**Work instructions**. Within the records below, filter for lines carrying the word "silver" and copy them.
── Task input
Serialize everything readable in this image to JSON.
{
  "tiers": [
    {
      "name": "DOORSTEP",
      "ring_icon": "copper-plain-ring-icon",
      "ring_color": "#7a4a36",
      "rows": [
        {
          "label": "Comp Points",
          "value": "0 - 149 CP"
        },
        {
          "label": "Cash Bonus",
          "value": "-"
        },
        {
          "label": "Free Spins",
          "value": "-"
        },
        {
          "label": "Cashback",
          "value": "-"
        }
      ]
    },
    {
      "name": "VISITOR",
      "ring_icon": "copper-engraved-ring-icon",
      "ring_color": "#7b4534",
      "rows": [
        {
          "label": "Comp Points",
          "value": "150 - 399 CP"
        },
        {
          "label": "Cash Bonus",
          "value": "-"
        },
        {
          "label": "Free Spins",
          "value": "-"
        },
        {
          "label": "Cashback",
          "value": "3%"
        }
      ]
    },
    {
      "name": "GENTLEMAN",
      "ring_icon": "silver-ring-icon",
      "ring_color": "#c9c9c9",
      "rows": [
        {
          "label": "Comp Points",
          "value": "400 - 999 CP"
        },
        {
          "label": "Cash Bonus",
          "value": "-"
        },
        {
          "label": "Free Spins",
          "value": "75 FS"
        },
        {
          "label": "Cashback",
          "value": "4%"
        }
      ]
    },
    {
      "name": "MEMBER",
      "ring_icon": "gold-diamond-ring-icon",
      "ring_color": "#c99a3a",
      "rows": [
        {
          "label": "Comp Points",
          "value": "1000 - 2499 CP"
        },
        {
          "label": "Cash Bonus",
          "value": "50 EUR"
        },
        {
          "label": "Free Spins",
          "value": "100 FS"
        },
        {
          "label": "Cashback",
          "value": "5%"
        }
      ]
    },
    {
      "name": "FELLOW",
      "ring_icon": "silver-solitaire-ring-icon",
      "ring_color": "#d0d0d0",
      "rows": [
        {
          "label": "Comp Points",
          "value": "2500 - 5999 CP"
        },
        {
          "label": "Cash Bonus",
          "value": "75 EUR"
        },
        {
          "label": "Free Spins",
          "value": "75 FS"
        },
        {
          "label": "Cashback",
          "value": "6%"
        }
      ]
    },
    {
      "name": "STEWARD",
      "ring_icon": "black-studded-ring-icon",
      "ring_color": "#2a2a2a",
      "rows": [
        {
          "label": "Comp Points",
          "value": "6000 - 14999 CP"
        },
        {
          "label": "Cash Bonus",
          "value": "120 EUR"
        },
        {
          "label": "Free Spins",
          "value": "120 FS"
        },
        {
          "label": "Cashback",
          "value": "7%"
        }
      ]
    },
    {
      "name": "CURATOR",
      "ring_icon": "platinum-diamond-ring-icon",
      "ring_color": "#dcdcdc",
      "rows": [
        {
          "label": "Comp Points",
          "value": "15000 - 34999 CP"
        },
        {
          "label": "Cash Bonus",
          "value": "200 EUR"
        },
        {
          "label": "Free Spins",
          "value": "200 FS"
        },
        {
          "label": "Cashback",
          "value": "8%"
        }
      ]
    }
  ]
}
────
**Solution for this problem**.
      "ring_icon": "silver-ring-icon",
      "ring_icon": "silver-solitaire-ring-icon",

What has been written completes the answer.